April 1945. Hitler's Reich is on the verge of extinction, and its enemies are already plotting against each other. Assaulted by Allied bombs and Soviet shells, ruled by Nazis with nothing to lose, Berlin has become the most dangerous place on earth.
Anglo-American journalist John Russell has travelled to Moscow, having escaped from Berlin in 1941 as America entered the war following the attack on Pearl Harbour.
Russell's eighteen-year-old son Paul, born to a German mother, is on the Oder front line, awaiting the final Soviet onslaught, ready to retreat towards Berlin, and resigned to the certain prospect of either death or imprisonment. Inside Berlin, Russell's girlfriend Effi has a Jewish orphan to care for, and the Gestapo on her trail.
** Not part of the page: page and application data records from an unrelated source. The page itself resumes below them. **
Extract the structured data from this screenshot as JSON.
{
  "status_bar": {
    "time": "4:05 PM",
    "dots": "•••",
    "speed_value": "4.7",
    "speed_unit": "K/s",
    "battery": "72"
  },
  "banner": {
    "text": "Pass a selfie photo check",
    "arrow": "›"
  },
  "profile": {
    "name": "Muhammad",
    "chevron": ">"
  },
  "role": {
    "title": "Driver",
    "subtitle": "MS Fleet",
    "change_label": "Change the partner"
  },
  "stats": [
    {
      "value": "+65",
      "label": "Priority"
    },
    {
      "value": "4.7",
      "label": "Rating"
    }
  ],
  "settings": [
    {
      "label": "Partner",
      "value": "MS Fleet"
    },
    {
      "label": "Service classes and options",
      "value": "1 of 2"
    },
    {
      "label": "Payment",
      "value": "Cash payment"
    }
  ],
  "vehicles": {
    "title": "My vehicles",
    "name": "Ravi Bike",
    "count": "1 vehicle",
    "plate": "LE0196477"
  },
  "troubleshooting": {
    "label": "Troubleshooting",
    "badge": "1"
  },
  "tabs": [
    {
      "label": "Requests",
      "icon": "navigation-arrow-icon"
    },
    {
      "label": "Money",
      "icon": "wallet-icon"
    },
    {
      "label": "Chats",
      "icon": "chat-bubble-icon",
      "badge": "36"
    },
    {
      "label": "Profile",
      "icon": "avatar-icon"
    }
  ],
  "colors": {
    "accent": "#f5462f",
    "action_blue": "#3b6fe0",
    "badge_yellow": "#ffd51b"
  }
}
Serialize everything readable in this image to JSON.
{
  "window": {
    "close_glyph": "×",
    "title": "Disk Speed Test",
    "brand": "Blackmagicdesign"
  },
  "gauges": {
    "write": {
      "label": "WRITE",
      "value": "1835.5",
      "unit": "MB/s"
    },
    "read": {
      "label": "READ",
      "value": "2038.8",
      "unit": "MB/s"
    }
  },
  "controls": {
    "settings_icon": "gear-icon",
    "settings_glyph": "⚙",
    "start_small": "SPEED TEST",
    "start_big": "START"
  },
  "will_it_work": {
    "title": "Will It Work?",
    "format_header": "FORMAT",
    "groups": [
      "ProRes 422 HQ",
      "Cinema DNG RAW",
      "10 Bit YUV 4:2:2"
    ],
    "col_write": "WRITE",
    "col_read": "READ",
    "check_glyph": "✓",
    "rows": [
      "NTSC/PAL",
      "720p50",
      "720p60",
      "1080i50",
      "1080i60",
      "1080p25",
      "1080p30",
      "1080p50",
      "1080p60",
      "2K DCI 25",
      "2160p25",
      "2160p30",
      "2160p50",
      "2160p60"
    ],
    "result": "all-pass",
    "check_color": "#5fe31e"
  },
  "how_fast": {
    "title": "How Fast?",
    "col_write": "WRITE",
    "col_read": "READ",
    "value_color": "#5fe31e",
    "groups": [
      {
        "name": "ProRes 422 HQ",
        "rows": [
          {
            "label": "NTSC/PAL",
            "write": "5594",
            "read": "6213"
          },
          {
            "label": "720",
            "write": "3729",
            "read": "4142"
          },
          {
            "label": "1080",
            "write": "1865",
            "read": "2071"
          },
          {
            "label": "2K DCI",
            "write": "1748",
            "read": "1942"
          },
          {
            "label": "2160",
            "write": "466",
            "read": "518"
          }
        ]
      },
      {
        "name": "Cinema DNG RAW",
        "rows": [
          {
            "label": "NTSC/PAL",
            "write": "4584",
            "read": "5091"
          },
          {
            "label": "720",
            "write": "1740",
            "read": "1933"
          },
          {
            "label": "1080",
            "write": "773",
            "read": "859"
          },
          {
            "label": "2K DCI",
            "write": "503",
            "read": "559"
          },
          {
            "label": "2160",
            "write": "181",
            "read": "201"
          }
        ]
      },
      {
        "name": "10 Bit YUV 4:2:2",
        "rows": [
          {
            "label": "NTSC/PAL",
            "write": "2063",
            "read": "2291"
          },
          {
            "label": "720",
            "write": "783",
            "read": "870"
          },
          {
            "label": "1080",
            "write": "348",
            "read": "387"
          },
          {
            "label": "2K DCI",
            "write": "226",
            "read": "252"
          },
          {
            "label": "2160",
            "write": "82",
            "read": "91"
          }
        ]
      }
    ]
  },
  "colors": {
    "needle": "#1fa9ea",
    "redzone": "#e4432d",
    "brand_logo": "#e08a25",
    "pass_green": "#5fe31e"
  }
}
The advancing Red Army promises liberation, but is also seeking retribution, particularly from German women.
To find and save his son and girlfriend, Russell must reach Berlin no later than the Red Army. But only the Soviets can get him there, and the price of their help will threaten both his and the world's future.
Set in early 1945, Downing's gripping fourth novel featuring Anglo-American journalist John Russell (after Stettin Station) finds Russell in the Soviet Union. As the Russians approach Berlin, Russell devotes his energies to trying to reunite with his loved ones his 18-year-old son, Paul, a member of the German army on the Eastern Front, and his lover, Effi Koenen, a former actress who now works to smuggle Jews to safety. Russell attempts to persuade the Russians that he should accompany them into Berlin, but they suspect that he's an American spy sent to sell them on the idea that the U.S. and Britain have no interest in the German capital. Meanwhile, the Nazis pick up a group of refugees Effi helped to escape, raising the prospect that one of them might disclose her involvement. Downing convincingly portrays the final days of the Nazis in power, and his characters are rich enough to warrant a continuation of their stories, even after the war.